Set down the records exactly as they stand, except for any pictures, which you should omit.

━━ RECORDS TO USE

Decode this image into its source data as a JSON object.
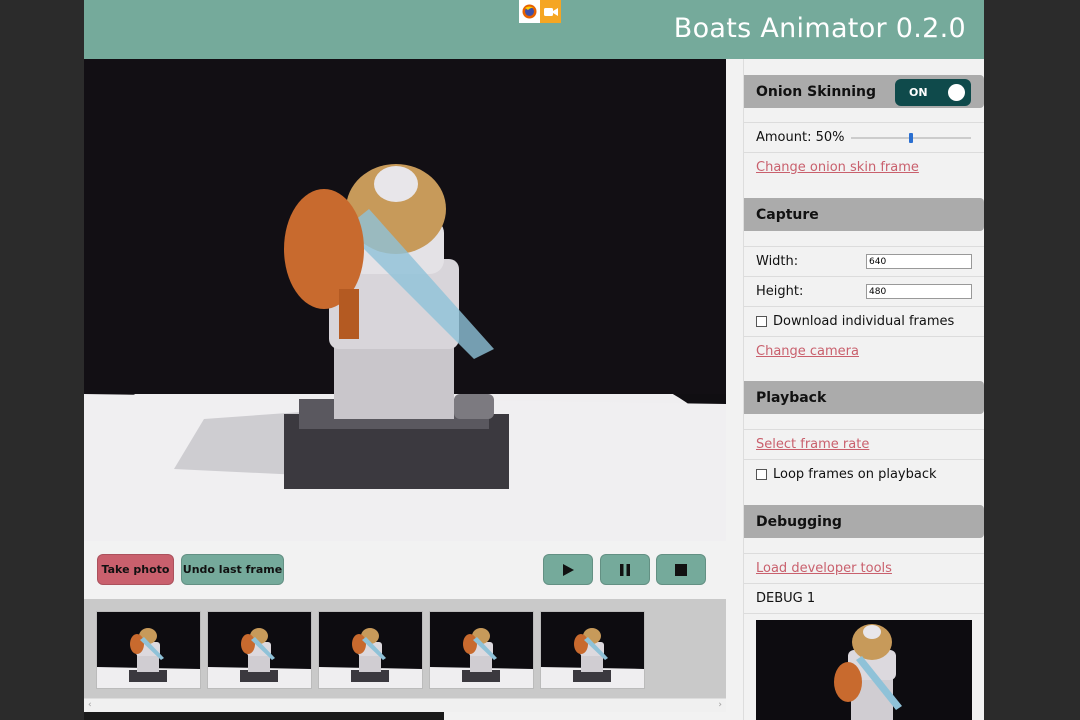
{
  "header": {
    "title": "Boats Animator 0.2.0",
    "icons": [
      "firefox-icon",
      "camera-icon"
    ]
  },
  "controls": {
    "take_photo": "Take photo",
    "undo_last_frame": "Undo last frame",
    "play_icon": "play-icon",
    "pause_icon": "pause-icon",
    "stop_icon": "stop-icon"
  },
  "timeline": {
    "frame_count": 5
  },
  "sidebar": {
    "onion": {
      "title": "Onion Skinning",
      "toggle_label": "ON",
      "amount_label": "Amount: 50%",
      "amount_value": 0.5,
      "change_frame": "Change onion skin frame"
    },
    "capture": {
      "title": "Capture",
      "width_label": "Width:",
      "width_value": "640",
      "height_label": "Height:",
      "height_value": "480",
      "download_label": "Download individual frames",
      "change_camera": "Change camera"
    },
    "playback": {
      "title": "Playback",
      "frame_rate": "Select frame rate",
      "loop_label": "Loop frames on playback"
    },
    "debugging": {
      "title": "Debugging",
      "dev_tools": "Load developer tools",
      "debug_text": "DEBUG 1"
    }
  },
  "colors": {
    "header": "#75aa9b",
    "take_photo": "#c9606d",
    "accent": "#75aa9b",
    "toggle": "#0f4a4b",
    "link": "#c9606d"
  }
}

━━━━

TASK SOLUTION:
Decode this image into its source data as a JSON object.
{
  "header": {
    "title": "Boats Animator 0.2.0",
    "icons": [
      "firefox-icon",
      "camera-icon"
    ]
  },
  "controls": {
    "take_photo": "Take photo",
    "undo_last_frame": "Undo last frame",
    "play_icon": "play-icon",
    "pause_icon": "pause-icon",
    "stop_icon": "stop-icon"
  },
  "timeline": {
    "frame_count": 5
  },
  "sidebar": {
    "onion": {
      "title": "Onion Skinning",
      "toggle_label": "ON",
      "amount_label": "Amount: 50%",
      "amount_value": 0.5,
      "change_frame": "Change onion skin frame"
    },
    "capture": {
      "title": "Capture",
      "width_label": "Width:",
      "width_value": "640",
      "height_label": "Height:",
      "height_value": "480",
      "download_label": "Download individual frames",
      "change_camera": "Change camera"
    },
    "playback": {
      "title": "Playback",
      "frame_rate": "Select frame rate",
      "loop_label": "Loop frames on playback"
    },
    "debugging": {
      "title": "Debugging",
      "dev_tools": "Load developer tools",
      "debug_text": "DEBUG 1"
    }
  },
  "colors": {
    "header": "#75aa9b",
    "take_photo": "#c9606d",
    "accent": "#75aa9b",
    "toggle": "#0f4a4b",
    "link": "#c9606d"
  }
}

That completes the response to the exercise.